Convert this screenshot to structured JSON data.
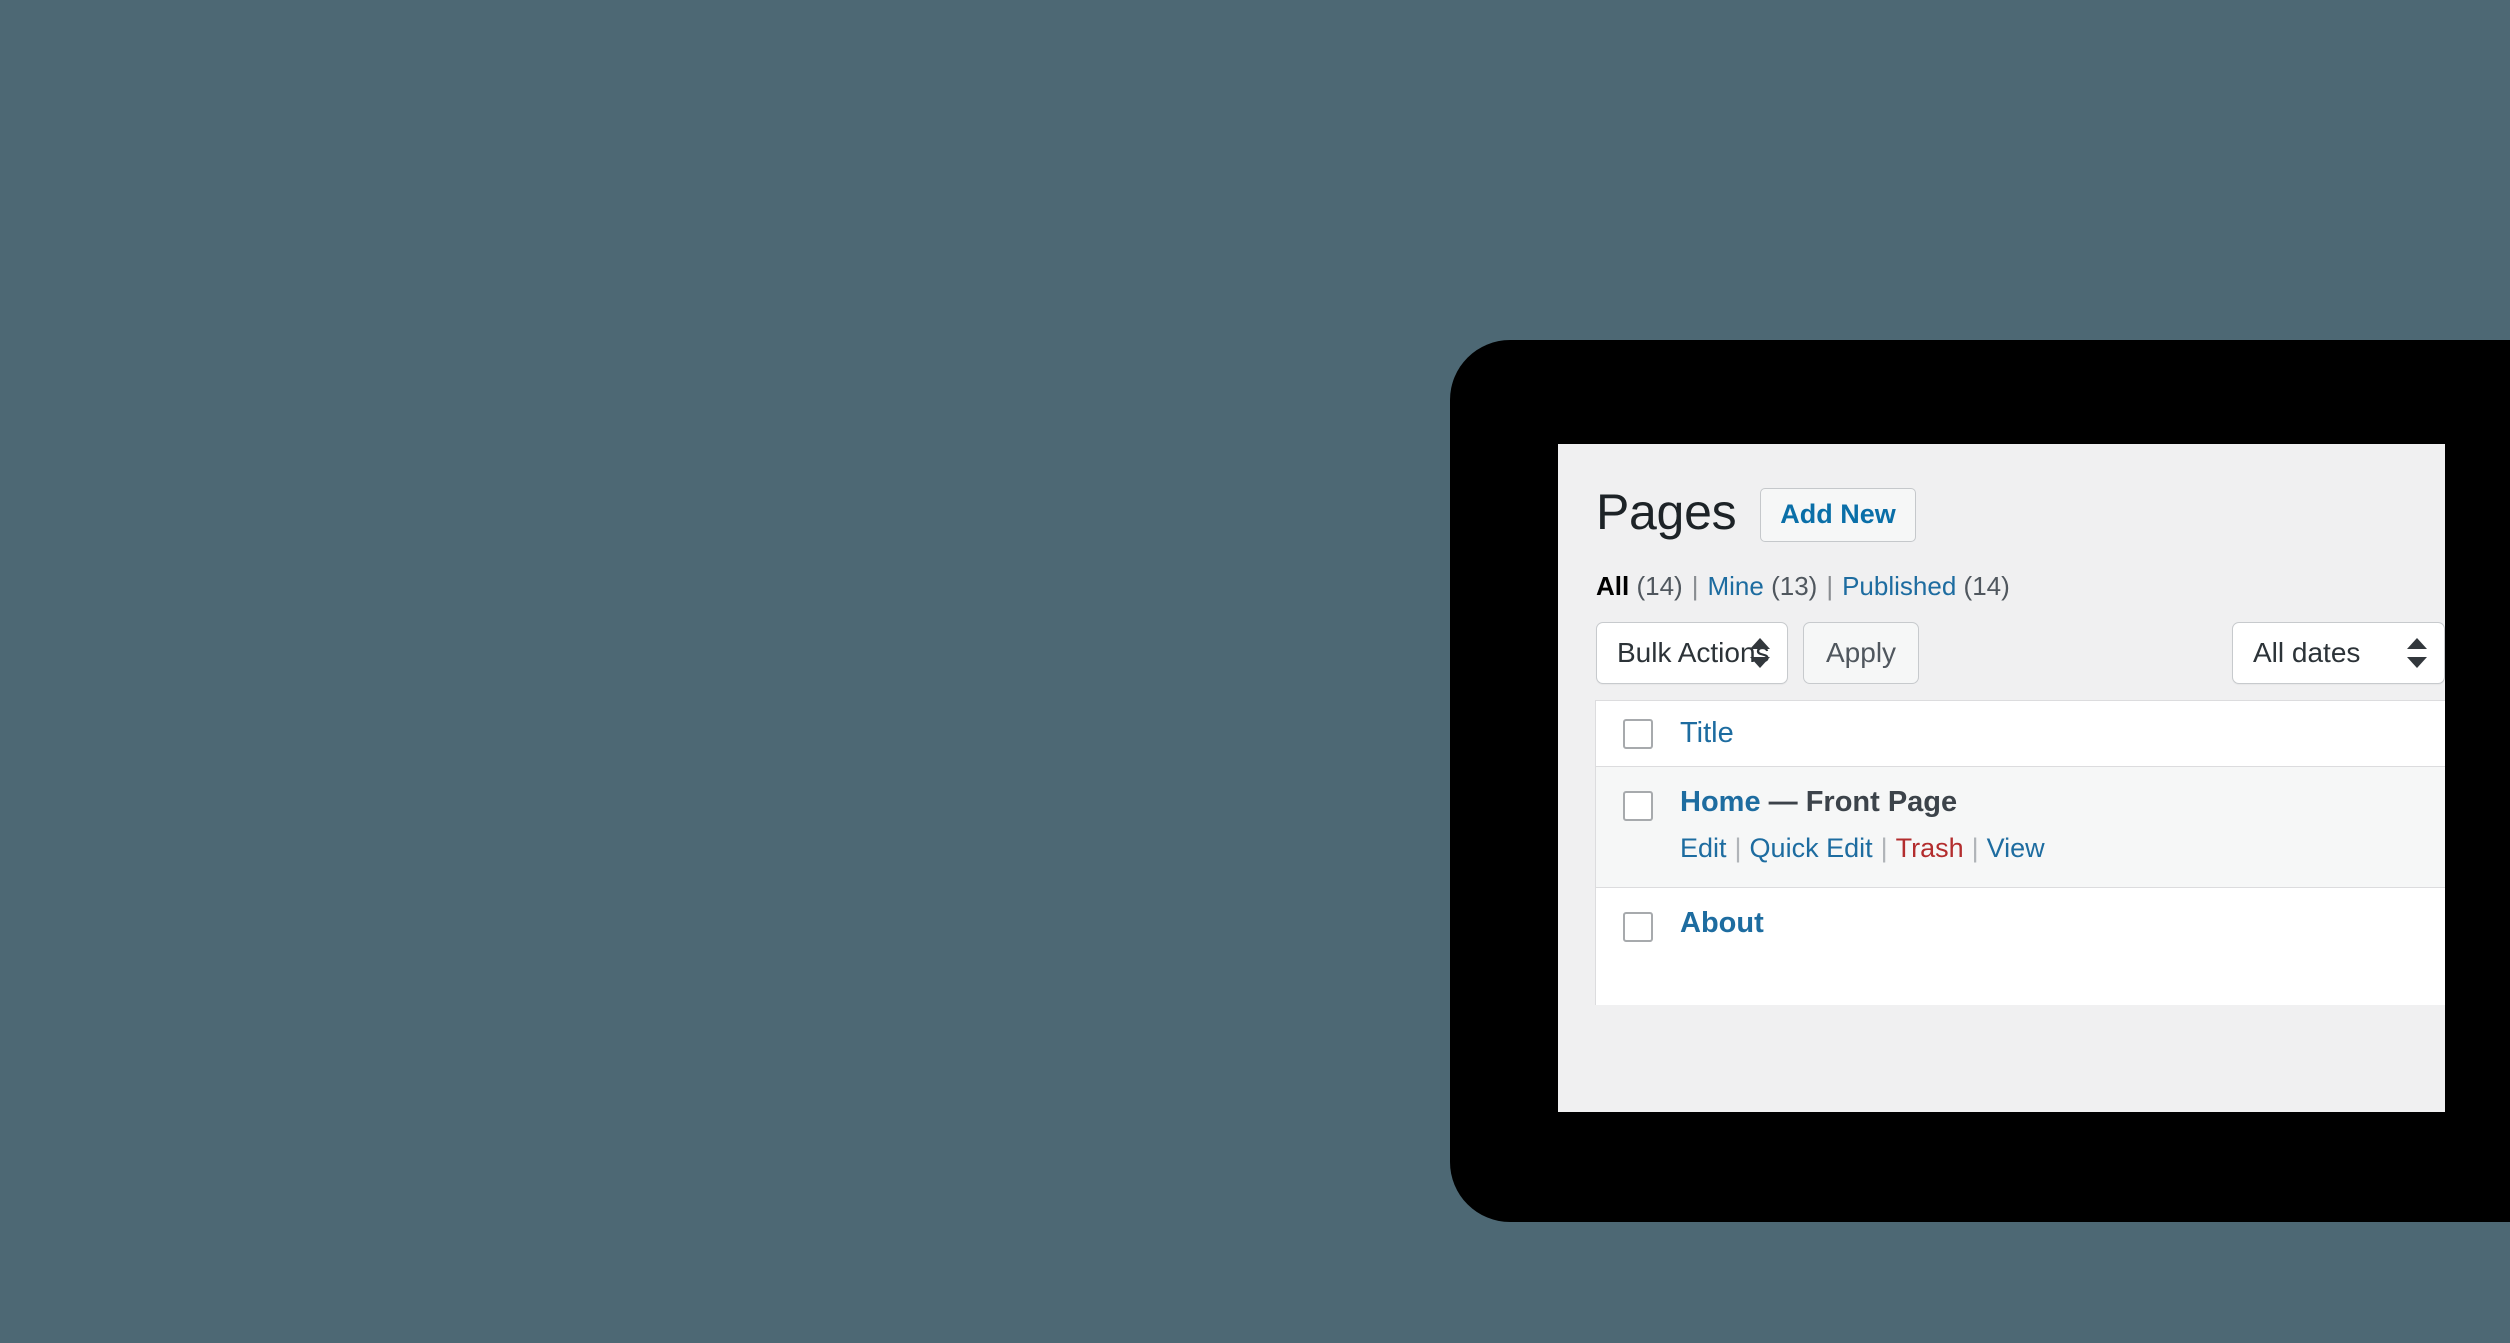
{
  "background_color": "#4d6874",
  "device": {
    "frame_color": "#000000",
    "screen_bg": "#f0f0f1"
  },
  "header": {
    "title": "Pages",
    "add_new_label": "Add New"
  },
  "filters": {
    "items": [
      {
        "label": "All",
        "count": "(14)",
        "current": true
      },
      {
        "label": "Mine",
        "count": "(13)",
        "current": false
      },
      {
        "label": "Published",
        "count": "(14)",
        "current": false
      }
    ],
    "separator": "|"
  },
  "tablenav": {
    "bulk_actions_value": "Bulk Actions",
    "apply_label": "Apply",
    "date_filter_value": "All dates"
  },
  "table": {
    "columns": [
      {
        "label": "Title",
        "key": "title"
      }
    ],
    "rows": [
      {
        "title": "Home",
        "badge": "— Front Page",
        "actions": [
          {
            "label": "Edit",
            "kind": "edit"
          },
          {
            "label": "Quick Edit",
            "kind": "quick-edit"
          },
          {
            "label": "Trash",
            "kind": "trash"
          },
          {
            "label": "View",
            "kind": "view"
          }
        ]
      },
      {
        "title": "About",
        "badge": "",
        "actions": []
      }
    ]
  },
  "colors": {
    "link_blue": "#1d6ca0",
    "trash_red": "#b32d2e",
    "heading": "#1d2327",
    "muted": "#50575e",
    "row_alt_bg": "#f6f7f7"
  }
}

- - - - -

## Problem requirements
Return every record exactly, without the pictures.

## Solution for this exercise
Convert this screenshot to structured JSON data.
{
  "background_color": "#4d6874",
  "device": {
    "frame_color": "#000000",
    "screen_bg": "#f0f0f1"
  },
  "header": {
    "title": "Pages",
    "add_new_label": "Add New"
  },
  "filters": {
    "items": [
      {
        "label": "All",
        "count": "(14)",
        "current": true
      },
      {
        "label": "Mine",
        "count": "(13)",
        "current": false
      },
      {
        "label": "Published",
        "count": "(14)",
        "current": false
      }
    ],
    "separator": "|"
  },
  "tablenav": {
    "bulk_actions_value": "Bulk Actions",
    "apply_label": "Apply",
    "date_filter_value": "All dates"
  },
  "table": {
    "columns": [
      {
        "label": "Title",
        "key": "title"
      }
    ],
    "rows": [
      {
        "title": "Home",
        "badge": "— Front Page",
        "actions": [
          {
            "label": "Edit",
            "kind": "edit"
          },
          {
            "label": "Quick Edit",
            "kind": "quick-edit"
          },
          {
            "label": "Trash",
            "kind": "trash"
          },
          {
            "label": "View",
            "kind": "view"
          }
        ]
      },
      {
        "title": "About",
        "badge": "",
        "actions": []
      }
    ]
  },
  "colors": {
    "link_blue": "#1d6ca0",
    "trash_red": "#b32d2e",
    "heading": "#1d2327",
    "muted": "#50575e",
    "row_alt_bg": "#f6f7f7"
  }
}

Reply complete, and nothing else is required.